• _DATASET CONTENT_:
-=-=-

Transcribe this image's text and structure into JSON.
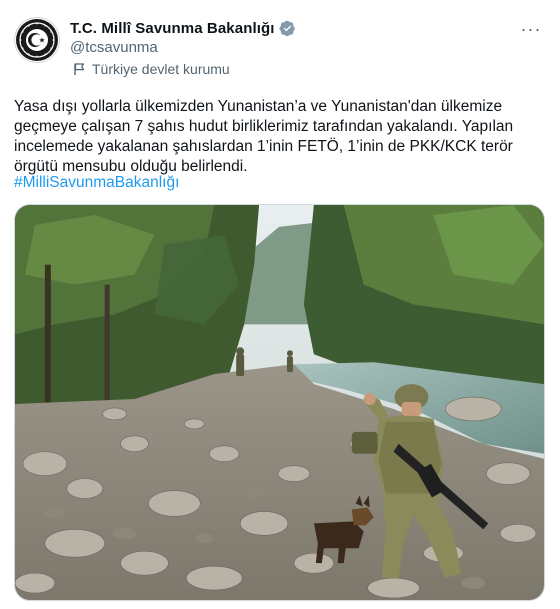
{
  "account": {
    "display_name": "T.C. Millî Savunma Bakanlığı",
    "handle": "@tcsavunma",
    "label": "Türkiye devlet kurumu",
    "verified_color": "#829aab",
    "avatar_icon": "ministry-emblem-icon"
  },
  "tweet": {
    "text": "Yasa dışı yollarla ülkemizden Yunanistan’a ve Yunanistan'dan ülkemize geçmeye çalışan 7 şahıs hudut birliklerimiz tarafından yakalandı. Yapılan incelemede yakalanan şahıslardan 1’inin FETÖ, 1’inin de PKK/KCK terör örgütü mensubu olduğu belirlendi.",
    "hashtag": "#MilliSavunmaBakanlığı",
    "hashtag_color": "#1d9bf0"
  },
  "menu": {
    "more_label": "···"
  },
  "media": {
    "description_icon": "photo"
  }
}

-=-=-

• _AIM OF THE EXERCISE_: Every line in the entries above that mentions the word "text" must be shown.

• _ANSWER SPACE_:
Transcribe this image's text and structure into JSON.
    "text": "Yasa dışı yollarla ülkemizden Yunanistan’a ve Yunanistan'dan ülkemize geçmeye çalışan 7 şahıs hudut birliklerimiz tarafından yakalandı. Yapılan incelemede yakalanan şahıslardan 1’inin FETÖ, 1’inin de PKK/KCK terör örgütü mensubu olduğu belirlendi.",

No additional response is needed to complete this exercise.